 While it is apparent that the invention herein disclosed is well calculated to fulfill the objects previously stated, it will be appreciated that numerous modifications and embodiments may be devised by those skilled in the art, and it is intended that the appended claims cover all such modifications and embodiments as fall within the true spirit and scope of the present invention.
|Cited Patent||Filing date||Publication date||Applicant||Title|
|US2151733||May 4, 1936||Mar 28, 1939||American Box Board Co||Container|
|CH283612A *||Title not available|
|FR1392029A *||Title not available|
|FR2166276A1 *||Title not available|
|GB533718A||Title not available|
|Citing Patent||Filing date||Publication date||Applicant||Title|
|US7785092||Aug 9, 2005||Aug 31, 2010||Coopervision International Holding Company, Lp||Systems and methods for producing contact lenses from a polymerizable composition|
|US7799249||Aug 9, 2005||Sep 21, 2010||Coopervision International Holding Company, Lp||Systems and methods for producing silicone hydrogel contact lenses|
|US7897071||Jul 6, 2010||Mar 1, 2011||Coopervision International Holding Company, Lp||Systems and methods for producing silicone hydrogel contact lenses|
|US8298458||Aug 7, 2006||Oct 30, 2012||Coopervision International Holding Company, Lp||Systems and methods for producing silicone hydrogel contact lenses from a polymerizable composition|
|US8308999||May 21, 2010||Nov 13, 2012||Coopervision International Holding Company, Lp||Systems and methods for producing contact lenses from a polymerizable composition|
|U.S. Classification||425/174.4, 425/808|
|International Classification||B29C35/08, B29D11/00, B29C31/00|
|Cooperative Classification||Y10S425/808, B29C2035/0827, B29D11/00125, B29L2011/0041, B29C2791/001, B29C31/006, B29D11/00432, B29C2035/0833, B29K2105/243|
|European Classification||B29D11/00C4Y, B29D11/00C22, B29C31/00M|
|Oct 28, 2002||AS||Assignment|
Owner name: JOHNSON & JOHNSON VISION CARE, INC., FLORIDA

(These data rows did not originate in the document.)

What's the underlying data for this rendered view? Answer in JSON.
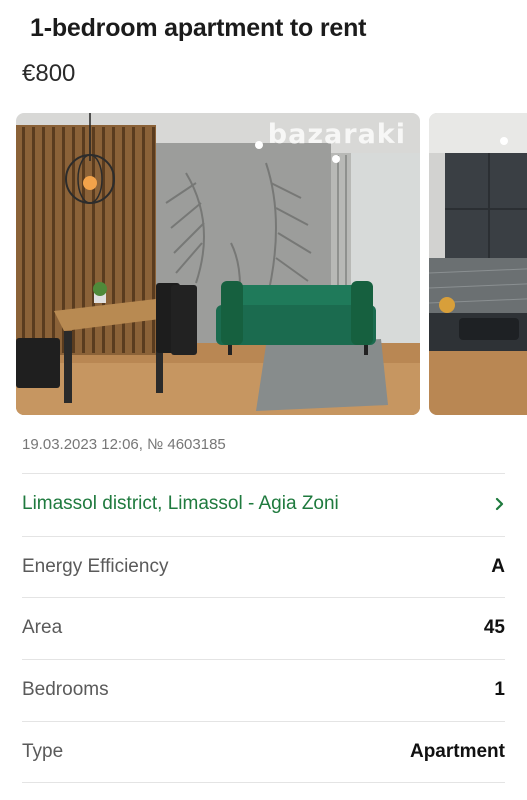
{
  "listing": {
    "title": "1-bedroom apartment to rent",
    "price": "€800",
    "meta": "19.03.2023 12:06, № 4603185",
    "location": "Limassol district, Limassol - Agia Zoni"
  },
  "gallery": {
    "watermark": "bazaraki",
    "images": [
      "living-room-photo",
      "kitchen-photo"
    ]
  },
  "details": [
    {
      "label": "Energy Efficiency",
      "value": "A"
    },
    {
      "label": "Area",
      "value": "45"
    },
    {
      "label": "Bedrooms",
      "value": "1"
    },
    {
      "label": "Type",
      "value": "Apartment"
    }
  ],
  "icons": {
    "location_link": "chevron-right-icon"
  },
  "colors": {
    "location_link": "#1f7a3e",
    "divider": "#e4e4e4"
  }
}
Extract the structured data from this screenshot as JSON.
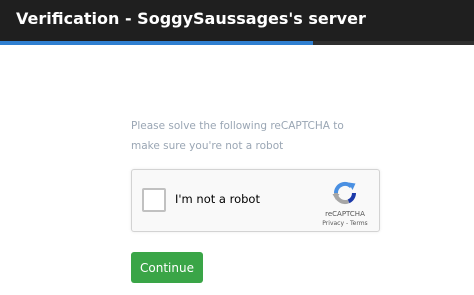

Free format text: ASSIGNMENT OF ASSIGNORS INTEREST;ASSIGNORS:CALVIN, OLIN;HALL, GARY;WIDMAN, MICHAEL;AND OTHERS;REEL/FRAME:013202/0091;SIGNING DATES FROM 20020912 TO 20020920
|Aug 9, 2010||REMI||Maintenance fee reminder mailed|
|Jan 2, 2011||LAPS||Lapse for failure to pay maintenance fees|
|Feb 22, 2011||FP||Expired due to failure to pay maintenance fee|
Effective date: 20110102